John, one of the early disciples of Jesus put it this way in the Holy Bible, “In the beginning was the Word, and the Word was with God, and the Word was God. He was in the beginning with God.” (John 1:1-2) It is also very interesting to note that the Qur’an refers to Jesus as a Word from God.
Here is the sura 003.045 translated by three outstanding Arabic scholars:
1. YUSUFALI: Behold! the angels said: "O Mary! Allah giveth thee glad tidings of a Word from Him: his name will be Christ Jesus, the son of Mary, held in honour in this world and the Hereafter and of (the company of) those nearest to Allah;
2. PICKTHAL: (And remember) when the angels said: O Mary! Lo! Allah giveth thee glad tidings of a word from him, whose name is the Messiah, Jesus, son of Mary, illustrious in the world and the Hereafter, and one of those brought near (unto Allah).
3. SHAKIR: When the angels said: O Marium, surely Allah gives you good news with a Word from Him (of one) whose name is the '. Messiah, Isa son of Marium, worthy of regard in this world and the hereafter and of those who are made near (to Allah).
And, who is this Word? Both the Bible and the Qur’an say that this is Jesus (Isa). It is interesting to note that the Qur’an seems to recognize Jesus as the Christ, which most definitely is to associate Him with Divinity.
So, since this declaration is a fact agreed upon in both the Bible and in the Qur’an, how do we then reconcile this with the contradictions we find in both texts? Admittedly, we cannot reconcile all of these contradictions, but in this instance, reason alone argues that you cannot have the “our spirit” entering Mary to conceive a child—whom both the Bible and the Qur’an call “the word of God”—without that Word (Isa) being in the form of God. This fact of reason, however, we must accept by faith.

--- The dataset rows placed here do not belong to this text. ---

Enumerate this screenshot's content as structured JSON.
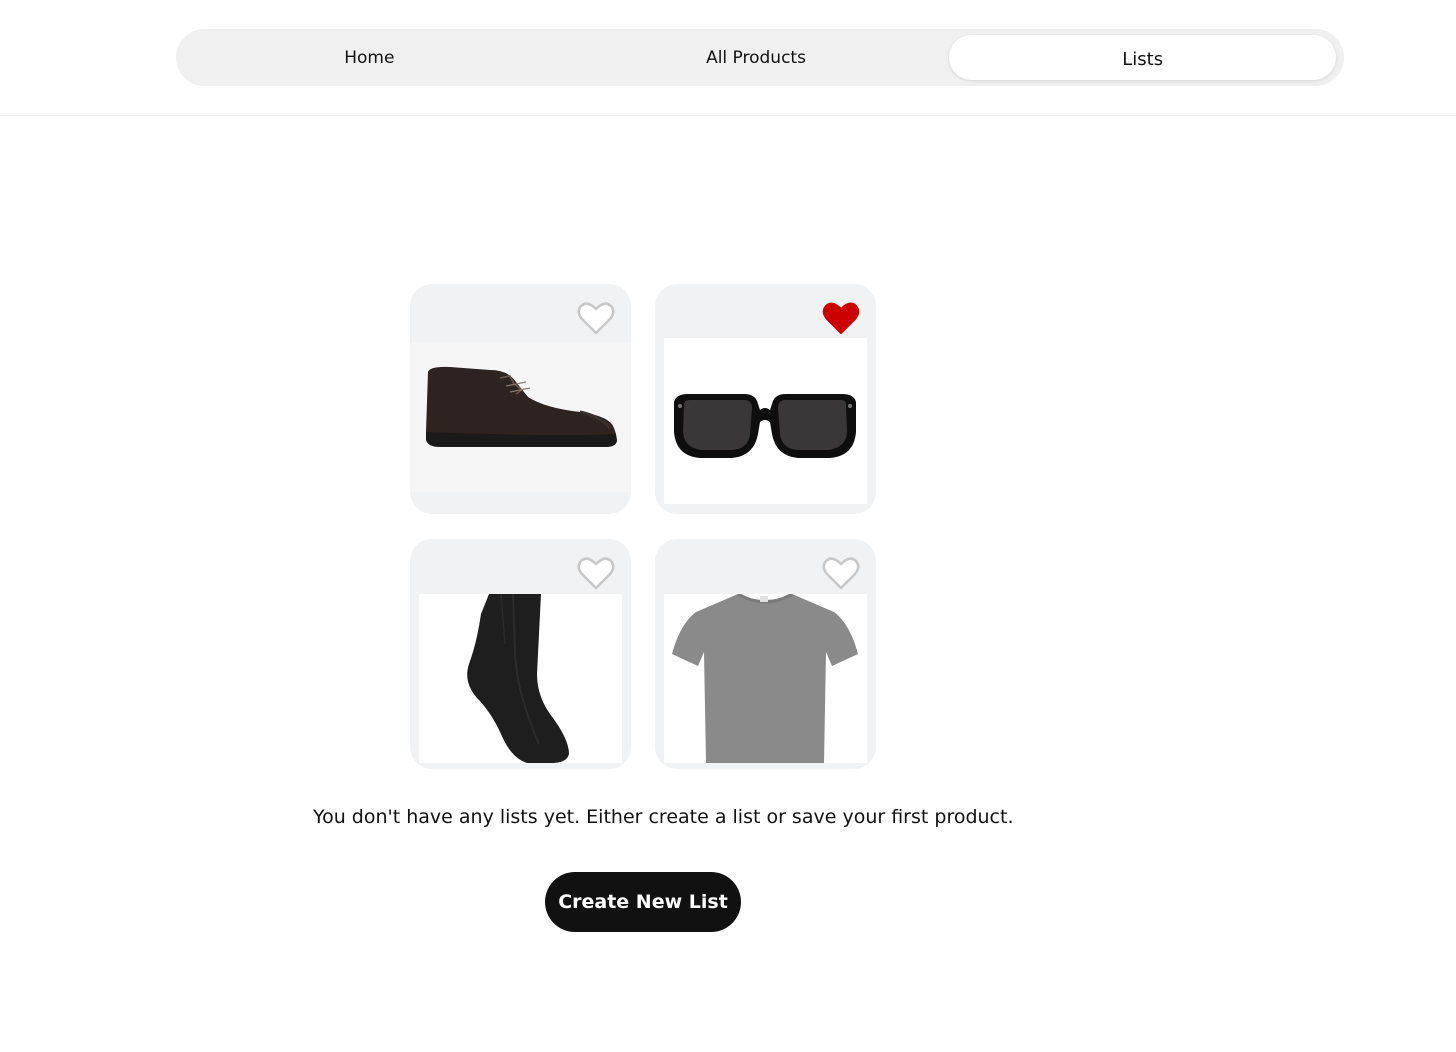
{
  "nav": {
    "tabs": [
      {
        "label": "Home"
      },
      {
        "label": "All Products"
      },
      {
        "label": "Lists"
      }
    ],
    "active_tab": "Lists"
  },
  "products": [
    {
      "icon": "chukka-boot-image",
      "saved": false
    },
    {
      "icon": "sunglasses-image",
      "saved": true
    },
    {
      "icon": "black-sock-image",
      "saved": false
    },
    {
      "icon": "grey-tshirt-image",
      "saved": false
    }
  ],
  "empty_state": {
    "message": "You don't have any lists yet. Either create a list or save your first product.",
    "button_label": "Create New List"
  },
  "colors": {
    "saved_heart": "#cc0000",
    "unsaved_heart_outline": "#c8c8c8",
    "button_bg": "#111111"
  }
}
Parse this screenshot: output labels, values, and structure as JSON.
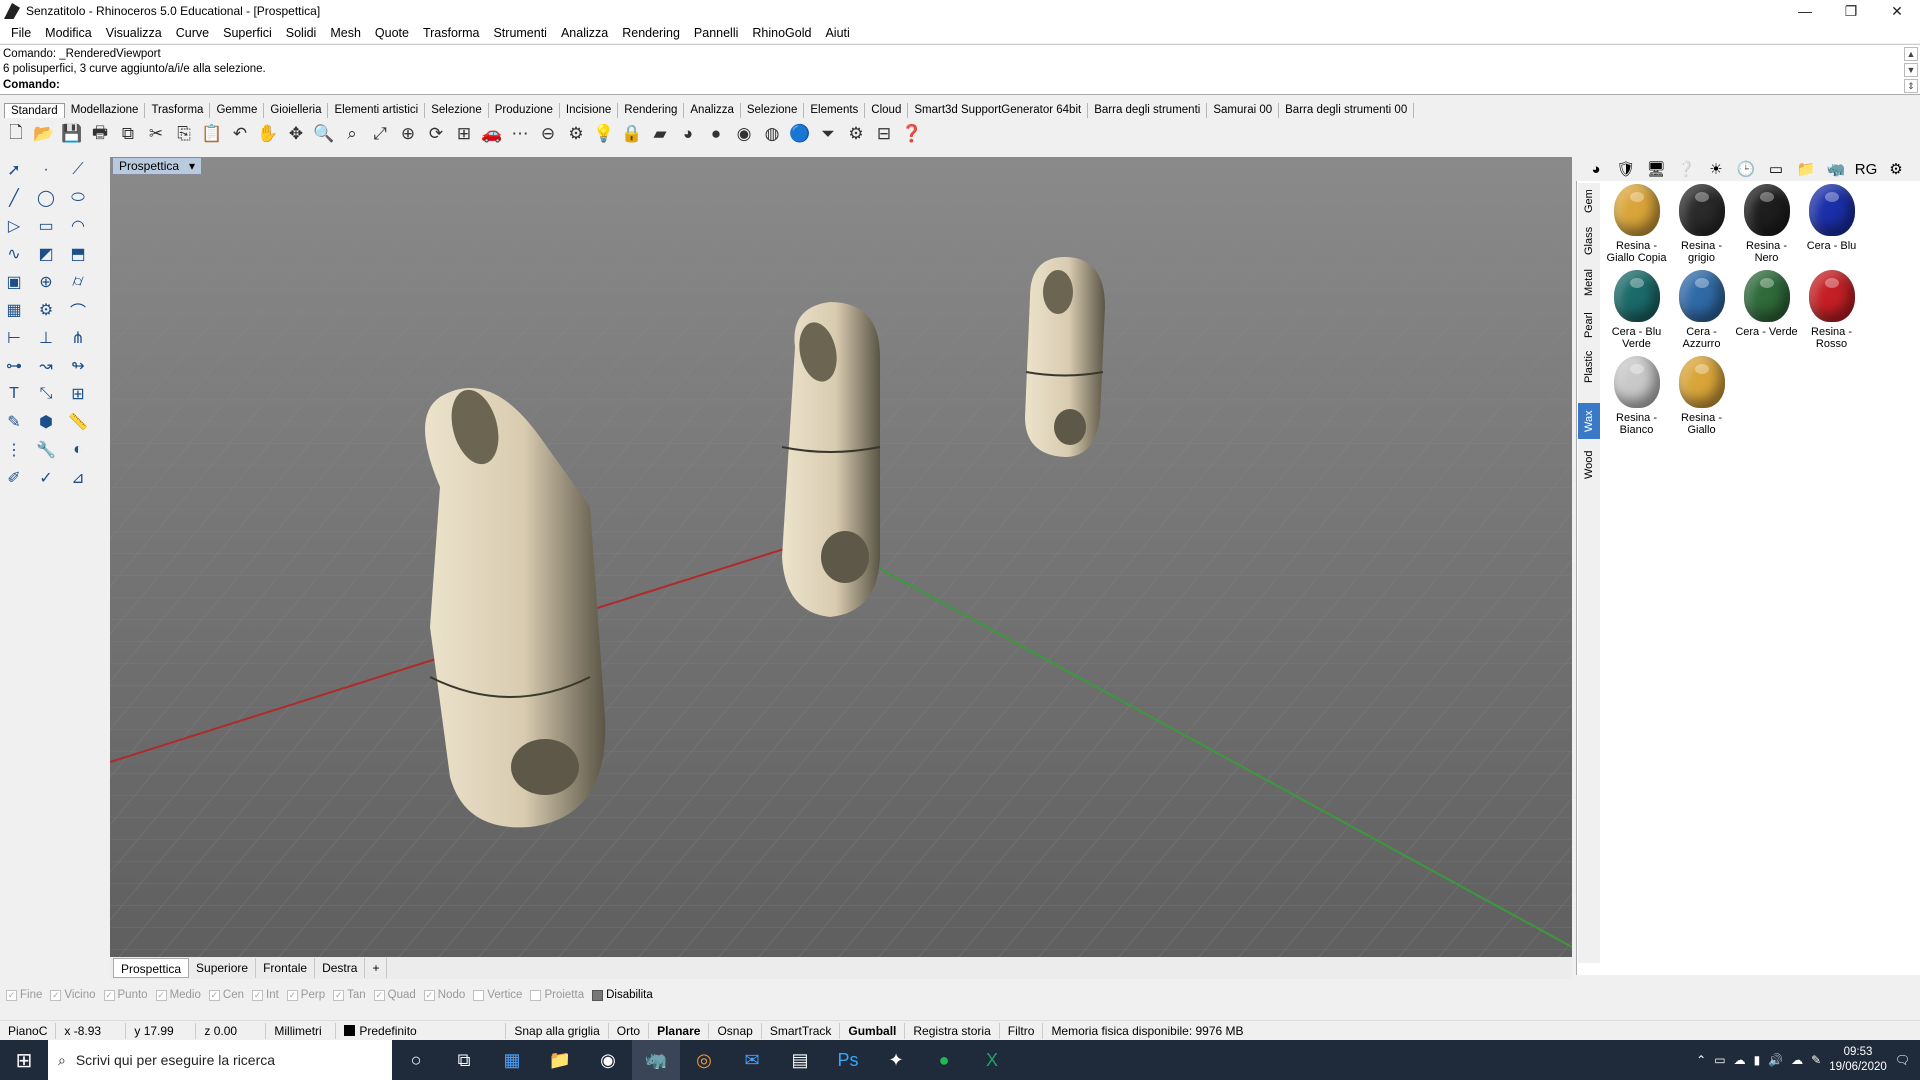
{
  "window": {
    "title": "Senzatitolo - Rhinoceros 5.0 Educational - [Prospettica]",
    "minimize": "—",
    "maximize": "❐",
    "close": "✕"
  },
  "menu": [
    "File",
    "Modifica",
    "Visualizza",
    "Curve",
    "Superfici",
    "Solidi",
    "Mesh",
    "Quote",
    "Trasforma",
    "Strumenti",
    "Analizza",
    "Rendering",
    "Pannelli",
    "RhinoGold",
    "Aiuti"
  ],
  "command": {
    "history1": "Comando: _RenderedViewport",
    "history2": "6 polisuperfici, 3 curve aggiunto/a/i/e alla selezione.",
    "prompt": "Comando:"
  },
  "toolbar_tabs": [
    "Standard",
    "Modellazione",
    "Trasforma",
    "Gemme",
    "Gioielleria",
    "Elementi artistici",
    "Selezione",
    "Produzione",
    "Incisione",
    "Rendering",
    "Analizza",
    "Selezione",
    "Elements",
    "Cloud",
    "Smart3d SupportGenerator 64bit",
    "Barra degli strumenti",
    "Samurai 00",
    "Barra degli strumenti 00"
  ],
  "viewport": {
    "label": "Prospettica",
    "tabs": [
      "Prospettica",
      "Superiore",
      "Frontale",
      "Destra"
    ],
    "add_tab": "+"
  },
  "panel": {
    "side_tabs": [
      "Gem",
      "Glass",
      "Metal",
      "Pearl",
      "Plastic",
      "Wax",
      "Wood"
    ],
    "active_side_tab": "Wax",
    "materials": [
      {
        "name": "Resina - Giallo Copia",
        "color": "#d9a53a"
      },
      {
        "name": "Resina - grigio",
        "color": "#2a2a2a"
      },
      {
        "name": "Resina - Nero",
        "color": "#1e1e1e"
      },
      {
        "name": "Cera - Blu",
        "color": "#1a2fa8"
      },
      {
        "name": "Cera - Blu Verde",
        "color": "#1b6a6a"
      },
      {
        "name": "Cera - Azzurro",
        "color": "#2f6aa6"
      },
      {
        "name": "Cera - Verde",
        "color": "#2e6a3a"
      },
      {
        "name": "Resina - Rosso",
        "color": "#c41f24"
      },
      {
        "name": "Resina - Bianco",
        "color": "#c9c9c9"
      },
      {
        "name": "Resina - Giallo",
        "color": "#d9a53a"
      }
    ]
  },
  "osnap": [
    {
      "label": "Fine"
    },
    {
      "label": "Vicino"
    },
    {
      "label": "Punto"
    },
    {
      "label": "Medio"
    },
    {
      "label": "Cen"
    },
    {
      "label": "Int"
    },
    {
      "label": "Perp"
    },
    {
      "label": "Tan"
    },
    {
      "label": "Quad"
    },
    {
      "label": "Nodo"
    },
    {
      "label": "Vertice"
    },
    {
      "label": "Proietta"
    },
    {
      "label": "Disabilita"
    }
  ],
  "status": {
    "cplane": "PianoC",
    "x": "x -8.93",
    "y": "y 17.99",
    "z": "z 0.00",
    "units": "Millimetri",
    "layer": "Predefinito",
    "snap": "Snap alla griglia",
    "ortho": "Orto",
    "planar": "Planare",
    "osnap": "Osnap",
    "smarttrack": "SmartTrack",
    "gumball": "Gumball",
    "history": "Registra storia",
    "filter": "Filtro",
    "memory": "Memoria fisica disponibile: 9976 MB"
  },
  "taskbar": {
    "search_placeholder": "Scrivi qui per eseguire la ricerca",
    "time": "09:53",
    "date": "19/06/2020"
  },
  "colors": {
    "viewport_bg": "#6f6f6f",
    "x_axis": "#b02a2a",
    "y_axis": "#3a9a3a",
    "part": "#d8cbb0"
  }
}
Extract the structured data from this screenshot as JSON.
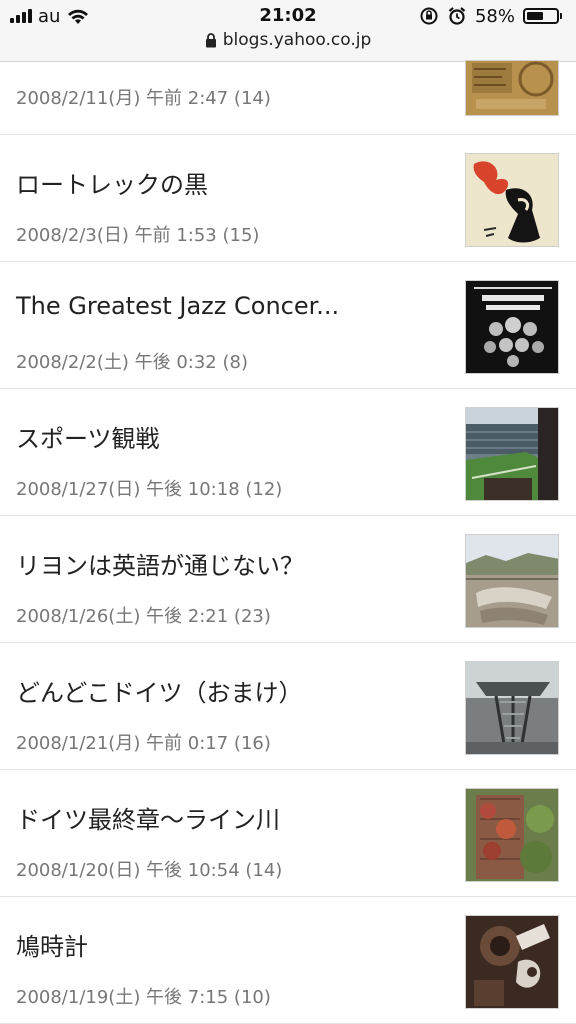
{
  "status_bar": {
    "carrier": "au",
    "time": "21:02",
    "battery_percent": "58%",
    "battery_level": 0.58
  },
  "address_bar": {
    "url": "blogs.yahoo.co.jp"
  },
  "posts": [
    {
      "title": "",
      "meta": "2008/2/11(月) 午前 2:47 (14)"
    },
    {
      "title": "ロートレックの黒",
      "meta": "2008/2/3(日) 午前 1:53 (15)"
    },
    {
      "title": "The Greatest Jazz Concer...",
      "meta": "2008/2/2(土) 午後 0:32 (8)"
    },
    {
      "title": "スポーツ観戦",
      "meta": "2008/1/27(日) 午後 10:18 (12)"
    },
    {
      "title": "リヨンは英語が通じない？",
      "meta": "2008/1/26(土) 午後 2:21 (23)"
    },
    {
      "title": "どんどこドイツ（おまけ）",
      "meta": "2008/1/21(月) 午前 0:17 (16)"
    },
    {
      "title": "ドイツ最終章〜ライン川",
      "meta": "2008/1/20(日) 午後 10:54 (14)"
    },
    {
      "title": "鳩時計",
      "meta": "2008/1/19(土) 午後 7:15 (10)"
    }
  ]
}
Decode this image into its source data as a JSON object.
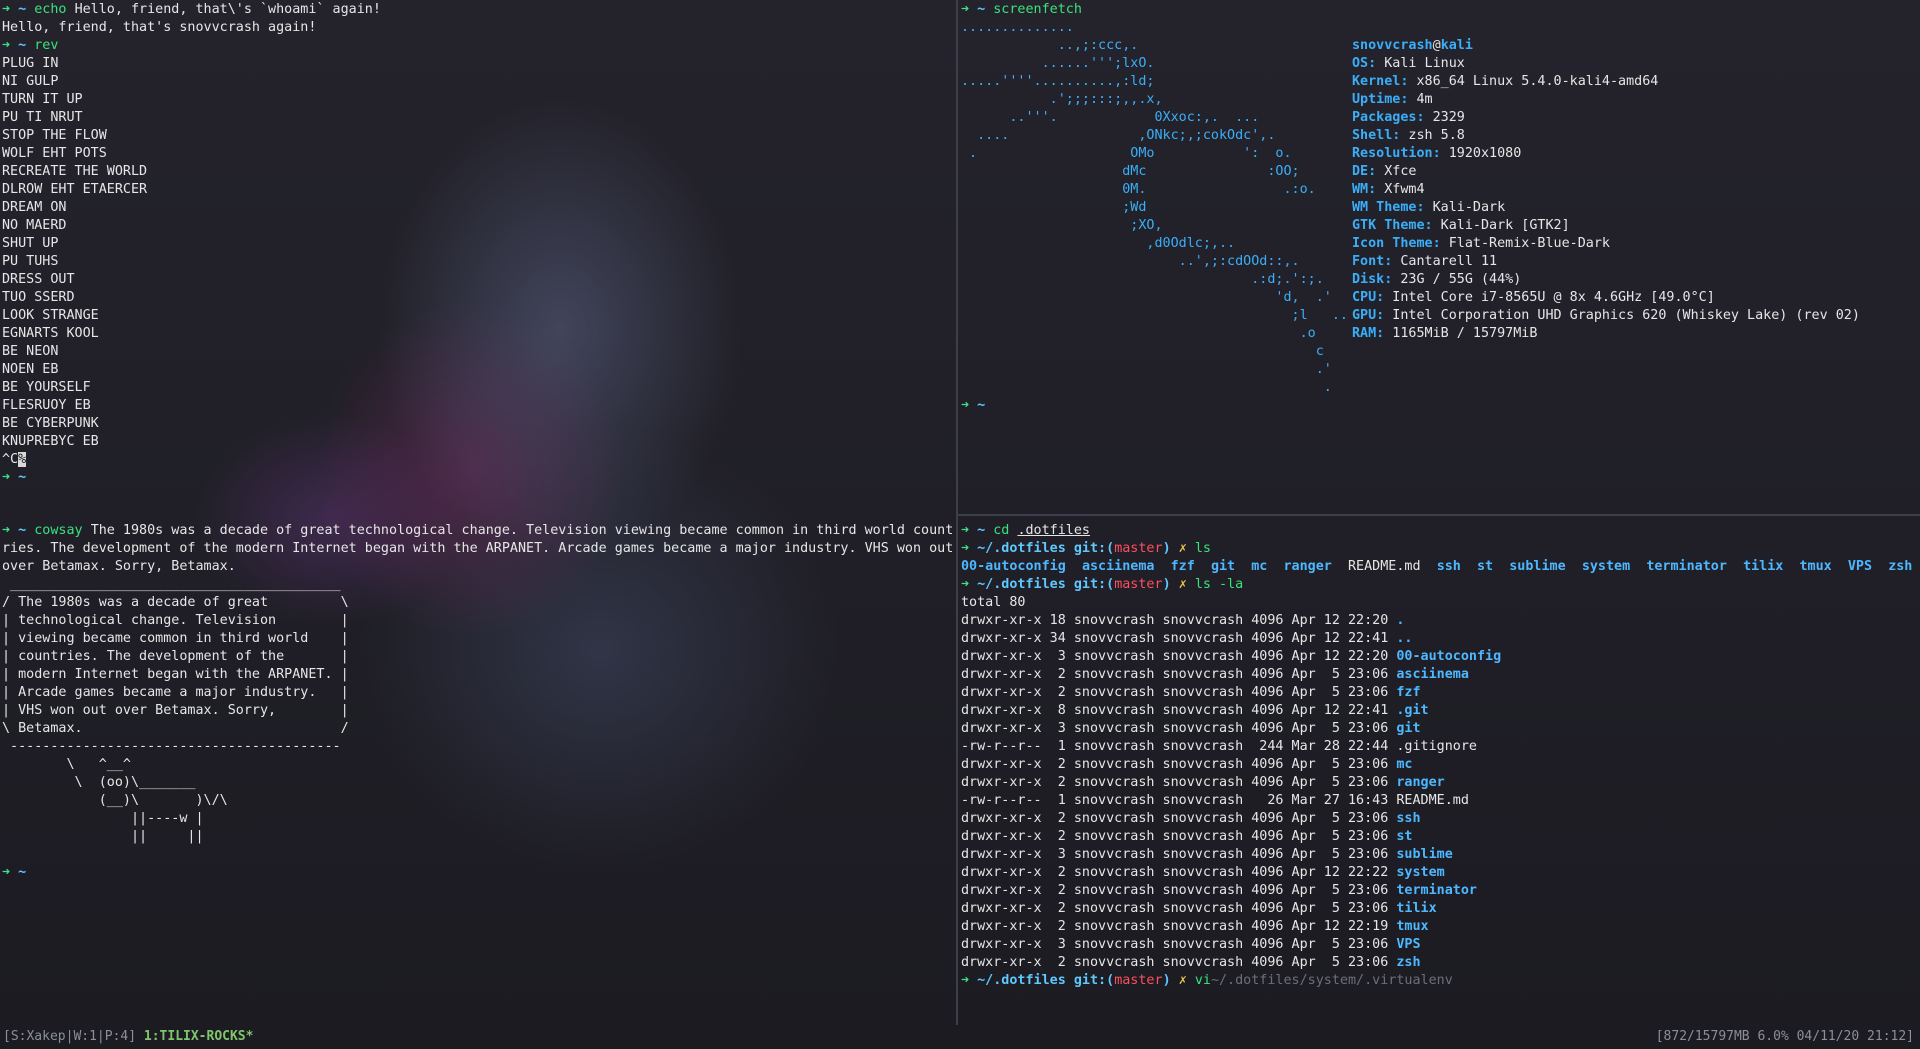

So, although, we may not be able to describe God completely we do know that we can relate to Him personally since the Word became flesh and lived among us.
Furthermore, many of us have also experience God’s great mercy in the forgiveness of sin through Jesus Christ, the Son or Word of God. Otherwise, how can we say with any confidence that as the Koran states that God is The Most Merciful in Essence, The Compassionate, the Ever Forgiving, or The Loving and the Kind One unless we have some visible proof that He is.
Jesus is that proof!
Jesus came as God in the flesh; and, although, he never sinned (which the Koran confirms) and he was willing and did become our Savior by dying on the Cross suffering our punishment for us and was affirmed as such by God the Father when He raised Jesus the Son from the grave by the power of His Spirit.
I do trust this will satisfy a curious mind; however, if one wishes to argue, it will be absolutely impossible to convince them.